The visitors from last year returned again this year. Little is known about them except that they looked to be very young adults last year. That couple have now claimed the nest and the territory. The female laid her first egg, the first in this nest in eight years, between 15-18 January. This cute wee one was born at 11pm on 23 February 2021. How exciting. As I write this, that chick is not yet a day old. One egg, one successful hatch. Let us hope for a successful fledge for this young pair.

The very first pip. You can see that important egg tooth and the beak.

The young mother looks down at the wonderment that is about to happen – the pip of her first egg! Dad is standing by the rim of the nest watching everything. It must be so magical for them.

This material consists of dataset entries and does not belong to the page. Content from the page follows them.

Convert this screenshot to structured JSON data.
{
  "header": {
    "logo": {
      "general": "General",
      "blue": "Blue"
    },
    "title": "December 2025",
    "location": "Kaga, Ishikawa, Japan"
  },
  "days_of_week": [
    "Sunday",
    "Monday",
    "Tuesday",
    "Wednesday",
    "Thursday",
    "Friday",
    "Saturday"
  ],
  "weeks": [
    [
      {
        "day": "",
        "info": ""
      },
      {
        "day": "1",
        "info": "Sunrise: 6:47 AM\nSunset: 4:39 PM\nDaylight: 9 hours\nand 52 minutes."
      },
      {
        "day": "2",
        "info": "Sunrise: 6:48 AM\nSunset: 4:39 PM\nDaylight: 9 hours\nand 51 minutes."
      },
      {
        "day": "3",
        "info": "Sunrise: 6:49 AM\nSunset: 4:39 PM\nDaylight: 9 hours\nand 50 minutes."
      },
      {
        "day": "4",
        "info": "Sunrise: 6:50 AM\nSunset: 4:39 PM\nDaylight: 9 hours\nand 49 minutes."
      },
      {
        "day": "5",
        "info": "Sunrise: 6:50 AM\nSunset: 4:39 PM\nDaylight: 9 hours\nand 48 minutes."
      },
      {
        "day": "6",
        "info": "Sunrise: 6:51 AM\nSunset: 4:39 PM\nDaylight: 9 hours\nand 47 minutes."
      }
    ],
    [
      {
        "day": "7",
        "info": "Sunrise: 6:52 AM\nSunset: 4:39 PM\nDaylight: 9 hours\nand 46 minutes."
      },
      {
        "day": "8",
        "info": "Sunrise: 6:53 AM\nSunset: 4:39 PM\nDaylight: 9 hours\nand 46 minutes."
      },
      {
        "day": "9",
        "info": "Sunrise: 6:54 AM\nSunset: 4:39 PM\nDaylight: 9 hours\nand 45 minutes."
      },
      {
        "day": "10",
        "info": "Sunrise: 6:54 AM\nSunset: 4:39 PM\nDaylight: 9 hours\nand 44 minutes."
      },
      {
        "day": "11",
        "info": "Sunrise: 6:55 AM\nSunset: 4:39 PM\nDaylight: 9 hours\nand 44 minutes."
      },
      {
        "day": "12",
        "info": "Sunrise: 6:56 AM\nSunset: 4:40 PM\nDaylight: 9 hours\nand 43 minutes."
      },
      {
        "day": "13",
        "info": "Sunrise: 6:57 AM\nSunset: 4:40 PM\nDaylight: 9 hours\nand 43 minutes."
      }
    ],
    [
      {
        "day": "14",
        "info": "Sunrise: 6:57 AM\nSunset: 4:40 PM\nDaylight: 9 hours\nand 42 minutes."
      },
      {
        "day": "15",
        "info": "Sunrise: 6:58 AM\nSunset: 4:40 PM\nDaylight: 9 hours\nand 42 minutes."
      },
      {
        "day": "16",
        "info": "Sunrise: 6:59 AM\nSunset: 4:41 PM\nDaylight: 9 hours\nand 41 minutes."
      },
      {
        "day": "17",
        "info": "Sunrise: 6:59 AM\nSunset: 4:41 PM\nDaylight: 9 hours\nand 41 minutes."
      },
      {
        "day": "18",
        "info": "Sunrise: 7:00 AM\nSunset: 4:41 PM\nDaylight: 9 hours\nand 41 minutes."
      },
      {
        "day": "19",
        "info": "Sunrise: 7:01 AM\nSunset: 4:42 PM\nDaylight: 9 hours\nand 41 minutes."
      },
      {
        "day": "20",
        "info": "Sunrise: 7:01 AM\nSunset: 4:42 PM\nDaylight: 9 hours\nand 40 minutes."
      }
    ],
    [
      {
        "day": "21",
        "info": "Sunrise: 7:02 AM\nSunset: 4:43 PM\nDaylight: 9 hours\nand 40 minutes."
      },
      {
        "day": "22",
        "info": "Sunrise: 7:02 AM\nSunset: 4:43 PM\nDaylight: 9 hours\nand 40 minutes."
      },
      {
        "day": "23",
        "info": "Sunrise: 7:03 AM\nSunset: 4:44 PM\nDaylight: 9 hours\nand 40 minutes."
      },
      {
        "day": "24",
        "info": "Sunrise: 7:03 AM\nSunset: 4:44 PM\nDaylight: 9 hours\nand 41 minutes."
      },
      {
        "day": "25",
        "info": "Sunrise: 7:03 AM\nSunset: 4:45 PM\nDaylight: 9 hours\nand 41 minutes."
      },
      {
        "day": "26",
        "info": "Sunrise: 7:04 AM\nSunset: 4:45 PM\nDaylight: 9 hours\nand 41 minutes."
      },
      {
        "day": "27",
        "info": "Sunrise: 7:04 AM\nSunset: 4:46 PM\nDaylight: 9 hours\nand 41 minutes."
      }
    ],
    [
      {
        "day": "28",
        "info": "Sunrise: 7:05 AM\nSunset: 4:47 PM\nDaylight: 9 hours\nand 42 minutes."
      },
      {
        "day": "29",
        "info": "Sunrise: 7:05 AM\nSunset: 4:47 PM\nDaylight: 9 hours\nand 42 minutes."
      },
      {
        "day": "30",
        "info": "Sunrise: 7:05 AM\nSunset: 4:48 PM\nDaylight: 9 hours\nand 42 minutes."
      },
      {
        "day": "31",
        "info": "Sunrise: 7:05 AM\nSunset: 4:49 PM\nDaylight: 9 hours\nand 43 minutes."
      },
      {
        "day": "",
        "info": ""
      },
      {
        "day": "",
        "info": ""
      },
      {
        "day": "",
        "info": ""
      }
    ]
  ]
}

It is hard work getting out of those thick shells but this little one now has a large hole and it can get its foot out.

Just born and tired. 11pm 23 February.

A few hours later. The natal down has dried off and the hatchling is actually quite strong.

Looking down with love at that little bundle of natal down. Her first eaglet!

In fact, both parents were so excited today that they spent some time together brooding their little one and sharing the moment.

There is plenty of fish in the pantry: a Sacalait or Crappie, a White Perch, and it looks like a sucker.

What a darling. It is a bit of a bobblehead and it is hard for this young parent to land a bite of that beautiful fish but they will both figure it out soon.

This is a nest that I am going to recommend watching. My reasoning is simple. The sibling rivalry that occurs at Bald Eagle nests where there are two eaglets, never mind three, can be very alarming. These are new parents who both seem totally involved with this first baby of theirs. That is another reason. You can find the stream cam here:

Oh, what a wonderful day. That little eaglet is almost twenty-four hours old. Let’s all wish it a long and healthy life.

Thank you for joining me and thanks to the KNF Eagle Streaming Cam. That is where I got my scaps. And thank you to Wikimedia Commons.